TIFF 2017: Molly’s Game
FASHION Reviews Everything TIFF
Toronto International Film Festival is mostly about cinema (obviously). But TIFF isn’t only about films. There are parties to attend, stars to spot on the street, and brand activations everywhere. It’s high time for all aspects of TIFF to get the same critical attention as the films.
Welcome to FASHION Reviews Everything TIFF-related. While this might not be an entirely comprehensive appraisal—it’s as impossible to be at every party as it is to see every film— if we attend anything linked to the Toronto International Film Festival in any way, we’ll review it here.
Near the end of The American President, which was written by Aaron Sorkin, President Andrew Shepherd gives one of those perfect, off-the-cuff monologues that no real person would ever be able to say, but that Sorkin writes beautifully (a more viral example would be that scene in the first episode of The Newsroom). Here, the President is speechifying about America, but he could talking about a Sorkin script. “America [or Sorkin] isn’t easy,” he says. “America is advanced citizenship [or dialogue]. You got to want it bad, because it’s going to put up a fight.”
That’s one thing about Molly’s Game, written—and for the first time—directed by Sorkin: it is very Sorkin-y. Every protagonist is a genius, almost autistic in their facility with trivia and statistics. And, like all of his scripts, it can put up a fight against even the best actors.
Mostly, Jessica Chastain and Idris Elba perform the verbal gymnastics serviceably, though some scenes end up sounding hollow and unnatural. Whether that’s the fault of the actors though is hard to say. Still, if you like Sorkin’s rhythm (not to mention self-righteousness), you’ll like Molly’s Game.
It’s about Molly Bloom, a former championship skier, who builds a kind of underground poker empire, before running afoul of the Russian mob and the US government. The film toggles back and forth between her rise and fall, and her planning her defence with an equal verbose attorney.
Almost as recognizably Sorkin as the banter is in all his works, is the writer’s troubled relationship with women characters. They, like his men, are whip-smart and preternaturally articulate. But, often, they’re main job is to support the great men they work with or love (See: Kate Winslet in Steve Jobs, Annette Benning in The American President, Demi Moore in A Few Good Men, and on and on). Also, when he needs an audience surrogate to ask what’s going on, more than likely Sorkin will use one of his female characters. (In The West Wing this job usually fell to Donna—whom we love dearly).

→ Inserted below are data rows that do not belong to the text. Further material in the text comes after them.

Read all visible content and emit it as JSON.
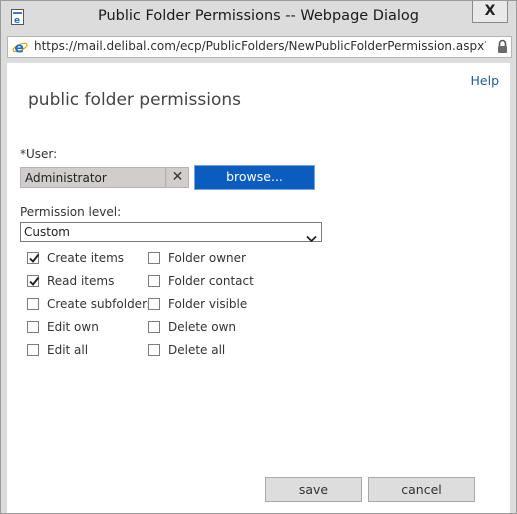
{
  "window": {
    "title": "Public Folder Permissions -- Webpage Dialog",
    "close_glyph": "X",
    "url": "https://mail.delibal.com/ecp/PublicFolders/NewPublicFolderPermission.aspx?mode=new"
  },
  "content": {
    "help_label": "Help",
    "heading": "public folder permissions",
    "user_label": "*User:",
    "user_value": "Administrator",
    "clear_glyph": "✕",
    "browse_label": "browse...",
    "permission_level_label": "Permission level:",
    "permission_level_value": "Custom"
  },
  "checkboxes": [
    {
      "label": "Create items",
      "checked": true
    },
    {
      "label": "Read items",
      "checked": true
    },
    {
      "label": "Create subfolders",
      "checked": false
    },
    {
      "label": "Edit own",
      "checked": false
    },
    {
      "label": "Edit all",
      "checked": false
    },
    {
      "label": "Folder owner",
      "checked": false
    },
    {
      "label": "Folder contact",
      "checked": false
    },
    {
      "label": "Folder visible",
      "checked": false
    },
    {
      "label": "Delete own",
      "checked": false
    },
    {
      "label": "Delete all",
      "checked": false
    }
  ],
  "buttons": {
    "save_label": "save",
    "cancel_label": "cancel"
  },
  "colors": {
    "browse_button": "#0a5cbf",
    "help_link": "#1e5b9b",
    "user_field_bg": "#d2cdcd"
  },
  "icons": {
    "title": "dialog-page-icon",
    "address": "internet-explorer-icon",
    "lock": "lock-icon",
    "select": "chevron-down-icon",
    "check": "checkmark-icon"
  }
}
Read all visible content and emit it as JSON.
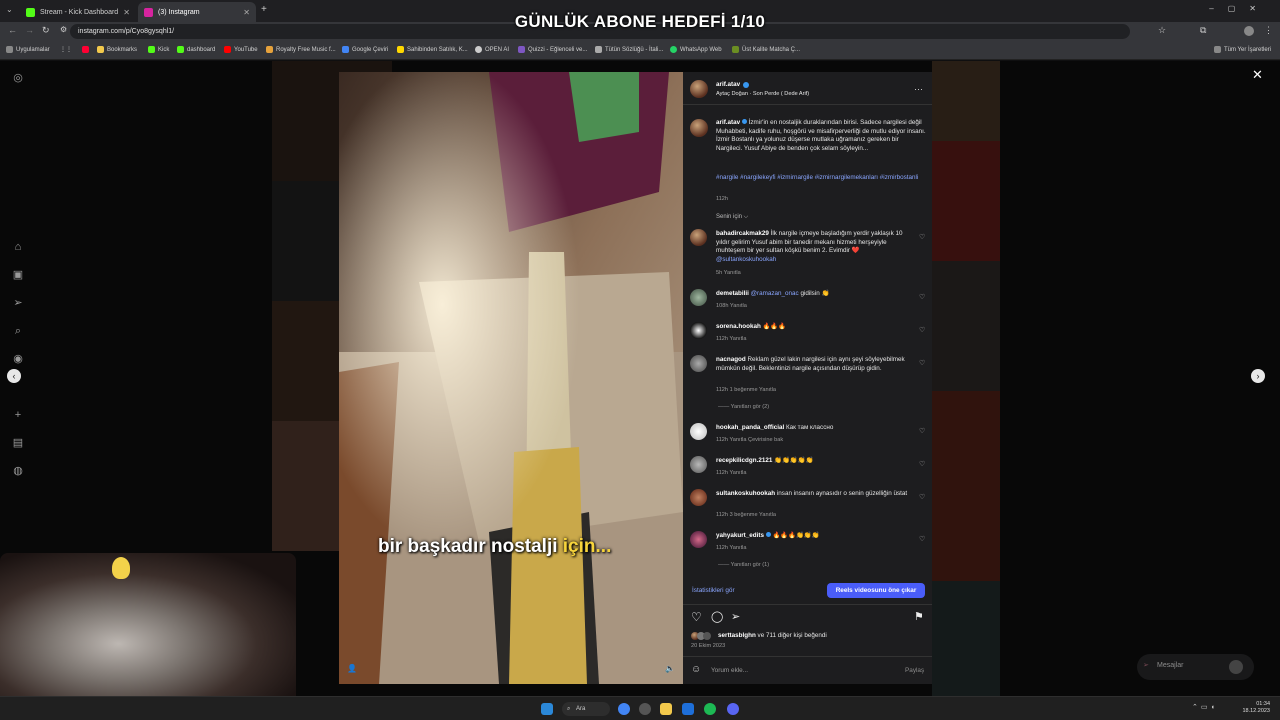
{
  "overlay": {
    "title": "GÜNLÜK ABONE HEDEFİ 1/10"
  },
  "browser": {
    "tabs": [
      {
        "label": "Stream - Kick Dashboard",
        "active": false,
        "color": "#53fc18"
      },
      {
        "label": "(3) Instagram",
        "active": true,
        "color": "#d6249f"
      }
    ],
    "url": "instagram.com/p/Cyo8gysqhl1/",
    "bookmarks": [
      {
        "label": "Uygulamalar",
        "color": "#888888"
      },
      {
        "label": "Bookmarks",
        "color": "#f2c94c"
      },
      {
        "label": "Kick",
        "color": "#53fc18"
      },
      {
        "label": "dashboard",
        "color": "#53fc18"
      },
      {
        "label": "YouTube",
        "color": "#ff0000"
      },
      {
        "label": "Royalty Free Music f...",
        "color": "#e6a23c"
      },
      {
        "label": "Google Çeviri",
        "color": "#4285f4"
      },
      {
        "label": "Sahibinden Satılık, K...",
        "color": "#ffd800"
      },
      {
        "label": "OPEN AI",
        "color": "#cccccc"
      },
      {
        "label": "Quizzi - Eğlenceli ve...",
        "color": "#7e57c2"
      },
      {
        "label": "Tütün Sözlüğü - İtali...",
        "color": "#aaaaaa"
      },
      {
        "label": "WhatsApp Web",
        "color": "#25d366"
      },
      {
        "label": "Üst Kalite Matcha Ç...",
        "color": "#6b8e23"
      }
    ],
    "all_bookmarks": "Tüm Yer İşaretleri"
  },
  "post": {
    "author": "arif.atav",
    "audio": "Aytaç Doğan · Son Perde ( Dede Arif)",
    "caption_user": "arif.atav",
    "caption_text": "İzmir'in en nostaljik duraklarından birisi. Sadece nargilesi değil Muhabbeti, kadife ruhu, hoşgörü ve misafirperverliği de mutlu ediyor insanı. İzmir Bostanlı ya yolunuz düşerse mutlaka uğramanız gereken bir Nargileci. Yusuf Abiye de benden çok selam söyleyin...",
    "hashtags": "#nargile #nargilekeyfi #izmirnargile #izmirnargilemekanları #izmirbostanli",
    "caption_time": "112h",
    "filter_label": "Senin için ⌵",
    "video_caption_white": "bir başkadır nostalji ",
    "video_caption_yellow": "için...",
    "likes_user": "serttasblghn",
    "likes_text": " ve 711 diğer kişi beğendi",
    "date": "20 Ekim 2023",
    "comment_placeholder": "Yorum ekle...",
    "share_label": "Paylaş",
    "stats_link": "İstatistikleri gör",
    "reels_button": "Reels videosunu öne çıkar"
  },
  "comments": [
    {
      "user": "bahadircakmak29",
      "text": "İlk nargile içmeye başladığım yerdir yaklaşık 10 yıldır gelirim Yusuf abim bir tanedir mekanı hizmeti herşeyiyle muhteşem bir yer sultan köşkü benim 2. Evimdir ❤️ ",
      "mention": "@sultankoskuhookah",
      "meta": "5h   Yanıtla"
    },
    {
      "user": "demetabilii",
      "mention": "@ramazan_onac",
      "text": " gidilsin 👏",
      "meta": "108h   Yanıtla"
    },
    {
      "user": "sorena.hookah",
      "text": "🔥🔥🔥",
      "meta": "112h   Yanıtla"
    },
    {
      "user": "nacnagod",
      "text": "Reklam güzel lakin nargilesi için aynı şeyi söyleyebilmek mümkün değil. Beklentinizi nargile açısından düşürüp gidin.",
      "meta": "112h   1 beğenme   Yanıtla",
      "replies": "Yanıtları gör (2)"
    },
    {
      "user": "hookah_panda_official",
      "text": "Как там классно",
      "meta": "112h   Yanıtla   Çevirisine bak"
    },
    {
      "user": "recepkilicdgn.2121",
      "text": "👏👏👏👏👏",
      "meta": "112h   Yanıtla"
    },
    {
      "user": "sultankoskuhookah",
      "text": "insan insanın aynasıdır o senin güzelliğin üstat",
      "meta": "112h   3 beğenme   Yanıtla"
    },
    {
      "user": "yahyakurt_edits",
      "text": "🔥🔥🔥👏👏👏",
      "meta": "112h   Yanıtla",
      "replies": "Yanıtları gör (1)"
    }
  ],
  "messages_pill": "Mesajlar",
  "taskbar": {
    "search": "Ara",
    "time": "01:34",
    "date": "18.12.2023"
  }
}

In Molly’s Game, he comes as close as he ever has to breaking that habit. At the root of Molly’s character is an independence and grit that she hides in order to appear as the perfect woman to the men who spend all their money at her poker games. She is very nearly the inverse of most other Sorkin Women. Yes, she relies on men to help explain her situation to her self, but she the film is still very much hers. And unlike most other Sorkin Women, Molly doesn’t seem scattered or overwhelmed once. Still, it’s sad when Elba still gets the most righteously impressive monologues.
But, it’s Sorkin being Sorkin. And his progression, while slow, is still worth celebrating. One day, someone will rank all of his works—actually, that will likely happen as soon as this is released wide—and while Molly’s Game won’t be at the top of that list (that’s probably a spot reserved for The West Wing and A Few Good Men), it won’t be at the bottom either. But, on a ranking of Sorkin Women, Molly might just be on top (after C.J., of course).
-It’s a movie by Aaron Sorkin, so..
-But, stronger woman than usual.
-One monologue was so Sorkin-y the audience clapped, as if it were live!
-But that was a monologue delivered by a dude.
💻 💻 💻 💻 💊